Brown Stadium is probably the least known of all the Iveys. Architecturally the stadium resembles that at Cornell with a large concrete stand 72 rows high on one side and a low concrete visitors’ gallery on the other. Located some miles from the main campus, it is surrounded by residential houses and gives little indication of its city address. It opened in 1925.
Adapted from an article by Bill Stryker which appeared in Yale Princeton program November 6, 1976.
We have lots of vintage memorabilia related to the Ivy League on our website.
There is a lot to like in this Columbia-Syracuse program from 1931, starting with the fabulous Art Deco cover.
The program also has an interesting tid-bit about the program.
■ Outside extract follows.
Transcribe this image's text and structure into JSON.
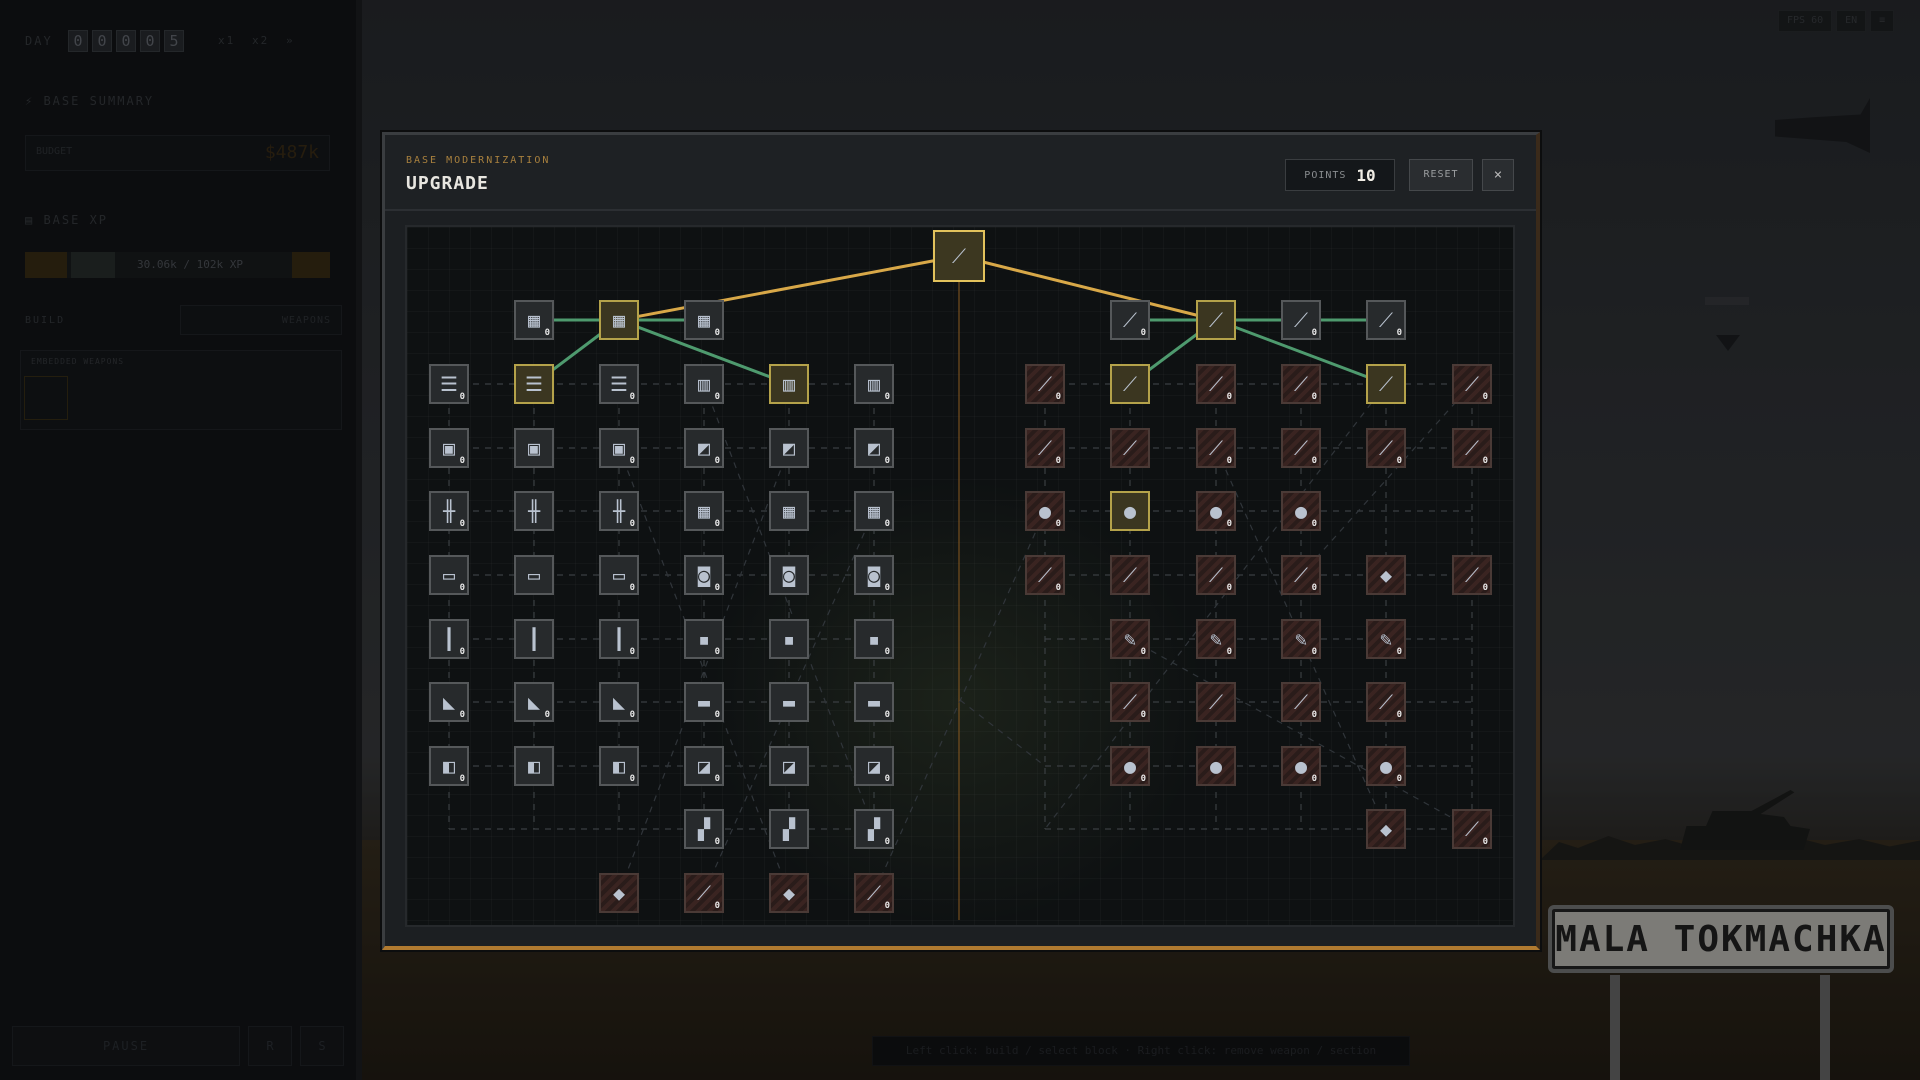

It states on the first page, “In order to stop the hawking of so-called “programs” outside Baker Field and to prevent patrons from being thus imposed upon, the numbers of the Columbia players will be changed frequently. The correct numbers will be found only in the Official Program.” Imagine, showing up to each game and having to track down what number your favorite player is wearing that day?
The program also features a full size picture of George F. Baker, after whom Columbia’s home field is named. It describes Baker as a banker and philanthropist whose generous gift in 1921 made Baker Field possible. My guess is George wouldn’t be to happy to see is field renamed Robert K. Kraft field. In this era of corporate dominance of all things, the temptation to keep taking in money from more and more donors is irresistable. Now the comical full name is “Robert K. Kraft Field at Lawrence A. Wien Stadium at Baker Athletics Complex”. Humbug.
In any event Baker provided much of the initial funding for the Harvard Business School in addition to donating money to Dartmouth for their library. Baker co-founded what is today Citicorp in 1863. At the time of his donations he was one of the top ten wealthiest men in the U.S.
We’re particular fans of his muttonchop mustache and sideburns!
We have a nice selection of vintage college football programs on our website: